Data excerpts
*** Block opens ***

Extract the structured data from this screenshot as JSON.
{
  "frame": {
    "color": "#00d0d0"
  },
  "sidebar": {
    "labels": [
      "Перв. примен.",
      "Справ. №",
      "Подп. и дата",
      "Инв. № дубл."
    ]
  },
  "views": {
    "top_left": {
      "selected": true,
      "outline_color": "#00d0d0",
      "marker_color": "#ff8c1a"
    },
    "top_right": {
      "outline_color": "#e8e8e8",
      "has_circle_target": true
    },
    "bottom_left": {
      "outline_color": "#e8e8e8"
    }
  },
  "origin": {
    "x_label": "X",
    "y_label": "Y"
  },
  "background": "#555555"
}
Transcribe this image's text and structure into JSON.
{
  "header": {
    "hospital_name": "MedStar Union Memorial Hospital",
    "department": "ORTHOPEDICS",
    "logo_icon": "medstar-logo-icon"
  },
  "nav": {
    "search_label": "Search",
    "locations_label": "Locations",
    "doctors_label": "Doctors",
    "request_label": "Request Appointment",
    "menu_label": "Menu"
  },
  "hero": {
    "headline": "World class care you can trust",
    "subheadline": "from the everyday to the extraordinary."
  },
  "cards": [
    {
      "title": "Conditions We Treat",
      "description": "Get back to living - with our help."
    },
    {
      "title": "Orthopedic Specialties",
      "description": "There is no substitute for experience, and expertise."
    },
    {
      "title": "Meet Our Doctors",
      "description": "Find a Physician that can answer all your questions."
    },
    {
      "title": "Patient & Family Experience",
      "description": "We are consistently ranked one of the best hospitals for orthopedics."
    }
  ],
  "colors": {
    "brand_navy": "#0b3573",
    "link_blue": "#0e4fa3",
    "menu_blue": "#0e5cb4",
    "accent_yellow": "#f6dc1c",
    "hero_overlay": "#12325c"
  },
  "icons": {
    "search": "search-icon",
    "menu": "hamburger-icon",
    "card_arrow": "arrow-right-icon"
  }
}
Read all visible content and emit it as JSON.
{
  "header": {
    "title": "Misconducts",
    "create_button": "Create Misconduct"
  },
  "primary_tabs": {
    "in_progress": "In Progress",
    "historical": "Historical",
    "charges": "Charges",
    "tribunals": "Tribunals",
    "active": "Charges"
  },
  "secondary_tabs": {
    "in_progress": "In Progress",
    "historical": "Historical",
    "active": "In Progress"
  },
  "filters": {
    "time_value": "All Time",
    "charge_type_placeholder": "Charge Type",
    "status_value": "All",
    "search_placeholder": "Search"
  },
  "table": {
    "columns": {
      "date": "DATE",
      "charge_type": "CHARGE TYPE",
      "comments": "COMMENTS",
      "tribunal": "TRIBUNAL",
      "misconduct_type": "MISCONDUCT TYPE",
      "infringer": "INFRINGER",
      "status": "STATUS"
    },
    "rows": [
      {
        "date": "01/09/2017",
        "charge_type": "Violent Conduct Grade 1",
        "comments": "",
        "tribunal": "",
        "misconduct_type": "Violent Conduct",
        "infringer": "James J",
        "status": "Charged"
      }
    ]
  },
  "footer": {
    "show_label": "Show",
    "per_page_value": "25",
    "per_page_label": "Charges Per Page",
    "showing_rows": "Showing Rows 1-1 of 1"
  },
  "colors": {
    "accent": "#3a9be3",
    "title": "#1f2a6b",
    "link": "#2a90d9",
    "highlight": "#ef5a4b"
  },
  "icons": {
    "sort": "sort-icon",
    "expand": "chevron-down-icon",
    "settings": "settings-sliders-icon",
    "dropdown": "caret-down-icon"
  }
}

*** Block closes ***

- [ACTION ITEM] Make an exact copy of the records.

- [WRITTEN SOLUTION]
Extract the structured data from this screenshot as JSON.
{
  "frame": {
    "color": "#00d0d0"
  },
  "sidebar": {
    "labels": [
      "Перв. примен.",
      "Справ. №",
      "Подп. и дата",
      "Инв. № дубл."
    ]
  },
  "views": {
    "top_left": {
      "selected": true,
      "outline_color": "#00d0d0",
      "marker_color": "#ff8c1a"
    },
    "top_right": {
      "outline_color": "#e8e8e8",
      "has_circle_target": true
    },
    "bottom_left": {
      "outline_color": "#e8e8e8"
    }
  },
  "origin": {
    "x_label": "X",
    "y_label": "Y"
  },
  "background": "#555555"
}
Transcribe this image's text and structure into JSON.
{
  "header": {
    "hospital_name": "MedStar Union Memorial Hospital",
    "department": "ORTHOPEDICS",
    "logo_icon": "medstar-logo-icon"
  },
  "nav": {
    "search_label": "Search",
    "locations_label": "Locations",
    "doctors_label": "Doctors",
    "request_label": "Request Appointment",
    "menu_label": "Menu"
  },
  "hero": {
    "headline": "World class care you can trust",
    "subheadline": "from the everyday to the extraordinary."
  },
  "cards": [
    {
      "title": "Conditions We Treat",
      "description": "Get back to living - with our help."
    },
    {
      "title": "Orthopedic Specialties",
      "description": "There is no substitute for experience, and expertise."
    },
    {
      "title": "Meet Our Doctors",
      "description": "Find a Physician that can answer all your questions."
    },
    {
      "title": "Patient & Family Experience",
      "description": "We are consistently ranked one of the best hospitals for orthopedics."
    }
  ],
  "colors": {
    "brand_navy": "#0b3573",
    "link_blue": "#0e4fa3",
    "menu_blue": "#0e5cb4",
    "accent_yellow": "#f6dc1c",
    "hero_overlay": "#12325c"
  },
  "icons": {
    "search": "search-icon",
    "menu": "hamburger-icon",
    "card_arrow": "arrow-right-icon"
  }
}
Read all visible content and emit it as JSON.
{
  "header": {
    "title": "Misconducts",
    "create_button": "Create Misconduct"
  },
  "primary_tabs": {
    "in_progress": "In Progress",
    "historical": "Historical",
    "charges": "Charges",
    "tribunals": "Tribunals",
    "active": "Charges"
  },
  "secondary_tabs": {
    "in_progress": "In Progress",
    "historical": "Historical",
    "active": "In Progress"
  },
  "filters": {
    "time_value": "All Time",
    "charge_type_placeholder": "Charge Type",
    "status_value": "All",
    "search_placeholder": "Search"
  },
  "table": {
    "columns": {
      "date": "DATE",
      "charge_type": "CHARGE TYPE",
      "comments": "COMMENTS",
      "tribunal": "TRIBUNAL",
      "misconduct_type": "MISCONDUCT TYPE",
      "infringer": "INFRINGER",
      "status": "STATUS"
    },
    "rows": [
      {
        "date": "01/09/2017",
        "charge_type": "Violent Conduct Grade 1",
        "comments": "",
        "tribunal": "",
        "misconduct_type": "Violent Conduct",
        "infringer": "James J",
        "status": "Charged"
      }
    ]
  },
  "footer": {
    "show_label": "Show",
    "per_page_value": "25",
    "per_page_label": "Charges Per Page",
    "showing_rows": "Showing Rows 1-1 of 1"
  },
  "colors": {
    "accent": "#3a9be3",
    "title": "#1f2a6b",
    "link": "#2a90d9",
    "highlight": "#ef5a4b"
  },
  "icons": {
    "sort": "sort-icon",
    "expand": "chevron-down-icon",
    "settings": "settings-sliders-icon",
    "dropdown": "caret-down-icon"
  }
}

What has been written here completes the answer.